▶ _WORK TO BE COMPLETED_
In the records below, find each line with "name" and copy it.

Data extracted from a collection
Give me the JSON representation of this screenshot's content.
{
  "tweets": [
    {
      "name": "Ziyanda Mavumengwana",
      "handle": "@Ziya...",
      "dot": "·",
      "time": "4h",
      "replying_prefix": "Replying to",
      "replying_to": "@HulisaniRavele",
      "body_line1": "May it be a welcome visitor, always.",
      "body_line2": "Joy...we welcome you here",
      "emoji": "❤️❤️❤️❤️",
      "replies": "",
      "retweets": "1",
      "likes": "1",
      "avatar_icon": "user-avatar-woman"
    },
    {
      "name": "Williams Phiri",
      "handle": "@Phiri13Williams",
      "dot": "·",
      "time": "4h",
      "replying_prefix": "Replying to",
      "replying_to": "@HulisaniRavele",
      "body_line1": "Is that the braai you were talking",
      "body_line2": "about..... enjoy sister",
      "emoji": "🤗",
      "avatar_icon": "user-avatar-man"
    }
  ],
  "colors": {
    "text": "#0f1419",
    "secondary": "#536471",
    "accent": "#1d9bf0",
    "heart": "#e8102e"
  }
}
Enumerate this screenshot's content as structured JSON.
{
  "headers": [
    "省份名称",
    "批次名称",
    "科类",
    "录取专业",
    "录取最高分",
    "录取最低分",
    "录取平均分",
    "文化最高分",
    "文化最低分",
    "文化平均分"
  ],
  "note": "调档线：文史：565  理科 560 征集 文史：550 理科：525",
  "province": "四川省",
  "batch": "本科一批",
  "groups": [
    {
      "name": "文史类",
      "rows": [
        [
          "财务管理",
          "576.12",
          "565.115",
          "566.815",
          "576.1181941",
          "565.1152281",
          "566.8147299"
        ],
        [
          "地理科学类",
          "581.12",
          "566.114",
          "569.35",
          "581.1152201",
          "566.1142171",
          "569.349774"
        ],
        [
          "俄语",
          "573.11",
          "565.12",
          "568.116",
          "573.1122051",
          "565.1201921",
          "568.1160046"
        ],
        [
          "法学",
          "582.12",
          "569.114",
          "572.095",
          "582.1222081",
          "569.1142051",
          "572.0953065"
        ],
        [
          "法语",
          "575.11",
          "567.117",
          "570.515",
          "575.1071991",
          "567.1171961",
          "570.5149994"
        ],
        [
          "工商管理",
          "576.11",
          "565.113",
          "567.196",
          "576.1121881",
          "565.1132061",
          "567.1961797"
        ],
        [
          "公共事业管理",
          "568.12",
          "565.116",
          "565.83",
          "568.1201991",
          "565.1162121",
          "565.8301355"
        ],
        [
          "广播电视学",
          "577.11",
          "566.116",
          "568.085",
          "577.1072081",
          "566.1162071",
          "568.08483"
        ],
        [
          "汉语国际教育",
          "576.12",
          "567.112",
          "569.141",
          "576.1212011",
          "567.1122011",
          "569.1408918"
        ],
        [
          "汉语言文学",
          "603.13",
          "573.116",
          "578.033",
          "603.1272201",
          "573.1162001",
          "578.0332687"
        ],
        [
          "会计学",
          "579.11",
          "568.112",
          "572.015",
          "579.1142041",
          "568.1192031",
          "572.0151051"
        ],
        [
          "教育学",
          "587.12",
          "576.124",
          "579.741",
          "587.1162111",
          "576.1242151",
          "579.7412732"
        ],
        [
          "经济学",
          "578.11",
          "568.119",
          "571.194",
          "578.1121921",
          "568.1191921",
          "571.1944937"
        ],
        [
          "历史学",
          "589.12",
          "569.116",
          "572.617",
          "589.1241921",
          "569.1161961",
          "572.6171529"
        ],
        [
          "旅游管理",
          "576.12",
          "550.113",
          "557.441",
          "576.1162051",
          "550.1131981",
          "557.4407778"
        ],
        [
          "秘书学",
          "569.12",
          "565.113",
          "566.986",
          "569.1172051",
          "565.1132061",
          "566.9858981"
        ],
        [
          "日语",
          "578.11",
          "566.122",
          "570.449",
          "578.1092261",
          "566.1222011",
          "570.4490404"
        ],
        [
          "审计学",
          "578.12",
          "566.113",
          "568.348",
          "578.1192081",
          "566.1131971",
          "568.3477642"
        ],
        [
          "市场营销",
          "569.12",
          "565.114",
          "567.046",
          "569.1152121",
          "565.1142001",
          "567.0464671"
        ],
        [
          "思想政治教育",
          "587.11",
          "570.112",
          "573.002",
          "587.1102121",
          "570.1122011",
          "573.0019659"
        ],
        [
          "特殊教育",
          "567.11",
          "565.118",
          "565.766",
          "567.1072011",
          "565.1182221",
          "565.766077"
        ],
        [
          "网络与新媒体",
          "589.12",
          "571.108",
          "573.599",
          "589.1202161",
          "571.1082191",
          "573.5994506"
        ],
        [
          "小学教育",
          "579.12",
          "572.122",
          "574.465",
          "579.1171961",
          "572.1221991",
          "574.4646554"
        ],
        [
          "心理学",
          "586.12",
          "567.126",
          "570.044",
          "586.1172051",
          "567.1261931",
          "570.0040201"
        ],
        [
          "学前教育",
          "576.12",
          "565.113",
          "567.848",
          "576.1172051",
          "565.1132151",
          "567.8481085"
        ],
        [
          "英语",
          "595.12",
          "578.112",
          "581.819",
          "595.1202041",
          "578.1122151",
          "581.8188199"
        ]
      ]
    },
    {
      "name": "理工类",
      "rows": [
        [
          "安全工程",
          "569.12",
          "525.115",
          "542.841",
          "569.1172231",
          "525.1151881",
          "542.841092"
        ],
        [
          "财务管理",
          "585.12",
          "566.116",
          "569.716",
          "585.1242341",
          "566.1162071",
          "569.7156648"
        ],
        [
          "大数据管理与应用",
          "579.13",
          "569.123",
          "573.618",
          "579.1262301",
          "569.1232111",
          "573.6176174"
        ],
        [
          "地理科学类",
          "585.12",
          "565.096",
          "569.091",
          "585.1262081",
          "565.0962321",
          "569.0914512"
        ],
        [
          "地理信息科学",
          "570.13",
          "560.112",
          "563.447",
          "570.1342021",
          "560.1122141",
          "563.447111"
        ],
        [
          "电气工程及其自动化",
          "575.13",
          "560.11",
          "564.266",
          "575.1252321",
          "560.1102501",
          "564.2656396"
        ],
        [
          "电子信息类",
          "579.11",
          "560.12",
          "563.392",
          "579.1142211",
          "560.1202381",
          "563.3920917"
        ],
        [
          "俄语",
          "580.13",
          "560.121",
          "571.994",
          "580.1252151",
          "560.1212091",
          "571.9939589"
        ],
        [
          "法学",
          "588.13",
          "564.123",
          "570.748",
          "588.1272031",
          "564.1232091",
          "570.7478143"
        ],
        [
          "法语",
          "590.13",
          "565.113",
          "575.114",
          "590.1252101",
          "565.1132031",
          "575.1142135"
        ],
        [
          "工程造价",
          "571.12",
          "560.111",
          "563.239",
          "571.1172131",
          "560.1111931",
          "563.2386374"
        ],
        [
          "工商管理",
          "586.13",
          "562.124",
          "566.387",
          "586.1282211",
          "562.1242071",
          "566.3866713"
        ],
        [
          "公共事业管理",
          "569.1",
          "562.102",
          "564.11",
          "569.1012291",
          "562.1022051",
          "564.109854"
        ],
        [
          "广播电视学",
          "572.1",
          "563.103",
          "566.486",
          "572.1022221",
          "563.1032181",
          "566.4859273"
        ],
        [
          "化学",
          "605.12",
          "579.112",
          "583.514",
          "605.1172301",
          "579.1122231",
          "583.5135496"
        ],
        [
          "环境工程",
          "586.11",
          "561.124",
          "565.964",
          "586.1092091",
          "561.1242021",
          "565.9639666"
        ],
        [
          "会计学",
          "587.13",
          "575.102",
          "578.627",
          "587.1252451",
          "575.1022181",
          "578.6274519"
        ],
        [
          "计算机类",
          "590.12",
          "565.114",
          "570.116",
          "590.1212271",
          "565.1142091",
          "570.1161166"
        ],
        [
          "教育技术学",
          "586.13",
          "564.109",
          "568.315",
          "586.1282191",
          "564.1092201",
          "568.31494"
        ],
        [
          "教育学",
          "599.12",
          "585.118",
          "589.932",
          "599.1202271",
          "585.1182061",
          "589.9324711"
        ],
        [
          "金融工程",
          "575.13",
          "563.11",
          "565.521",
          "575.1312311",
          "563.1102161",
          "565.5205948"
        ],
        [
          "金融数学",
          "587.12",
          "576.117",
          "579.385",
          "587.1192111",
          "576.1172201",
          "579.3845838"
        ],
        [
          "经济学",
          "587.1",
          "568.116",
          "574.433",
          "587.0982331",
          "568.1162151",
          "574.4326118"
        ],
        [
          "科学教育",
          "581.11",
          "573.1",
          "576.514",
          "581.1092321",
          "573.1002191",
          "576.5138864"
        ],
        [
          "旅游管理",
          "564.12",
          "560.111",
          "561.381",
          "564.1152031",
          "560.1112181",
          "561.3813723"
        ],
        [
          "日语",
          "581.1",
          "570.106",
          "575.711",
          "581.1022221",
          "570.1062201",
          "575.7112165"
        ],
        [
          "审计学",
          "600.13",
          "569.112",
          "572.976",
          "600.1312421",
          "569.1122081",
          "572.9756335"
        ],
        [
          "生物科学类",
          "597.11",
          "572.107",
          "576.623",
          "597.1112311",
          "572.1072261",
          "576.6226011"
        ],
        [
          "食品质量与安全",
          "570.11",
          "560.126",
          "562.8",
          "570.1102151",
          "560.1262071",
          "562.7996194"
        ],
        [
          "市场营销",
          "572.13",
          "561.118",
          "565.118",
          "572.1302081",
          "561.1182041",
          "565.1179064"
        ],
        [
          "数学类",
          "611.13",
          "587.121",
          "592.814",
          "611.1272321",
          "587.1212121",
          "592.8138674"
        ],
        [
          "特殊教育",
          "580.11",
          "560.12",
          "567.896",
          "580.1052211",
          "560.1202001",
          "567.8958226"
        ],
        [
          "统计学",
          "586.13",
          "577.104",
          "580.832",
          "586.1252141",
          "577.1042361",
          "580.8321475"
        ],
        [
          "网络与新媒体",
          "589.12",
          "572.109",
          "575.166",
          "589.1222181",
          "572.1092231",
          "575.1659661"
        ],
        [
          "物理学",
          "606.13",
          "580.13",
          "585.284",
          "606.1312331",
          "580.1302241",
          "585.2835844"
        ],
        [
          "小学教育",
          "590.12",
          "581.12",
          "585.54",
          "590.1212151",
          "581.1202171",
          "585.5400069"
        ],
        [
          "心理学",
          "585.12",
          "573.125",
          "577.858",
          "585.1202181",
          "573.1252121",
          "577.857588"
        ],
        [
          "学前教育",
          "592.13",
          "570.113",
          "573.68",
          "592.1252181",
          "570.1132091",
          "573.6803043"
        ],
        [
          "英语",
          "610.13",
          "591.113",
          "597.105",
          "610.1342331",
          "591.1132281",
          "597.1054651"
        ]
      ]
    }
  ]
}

▶ _EXERCISE OUTPUT_
      "name": "Ziyanda Mavumengwana",
      "name": "Williams Phiri",
      "name": "文史类",
      "name": "理工类",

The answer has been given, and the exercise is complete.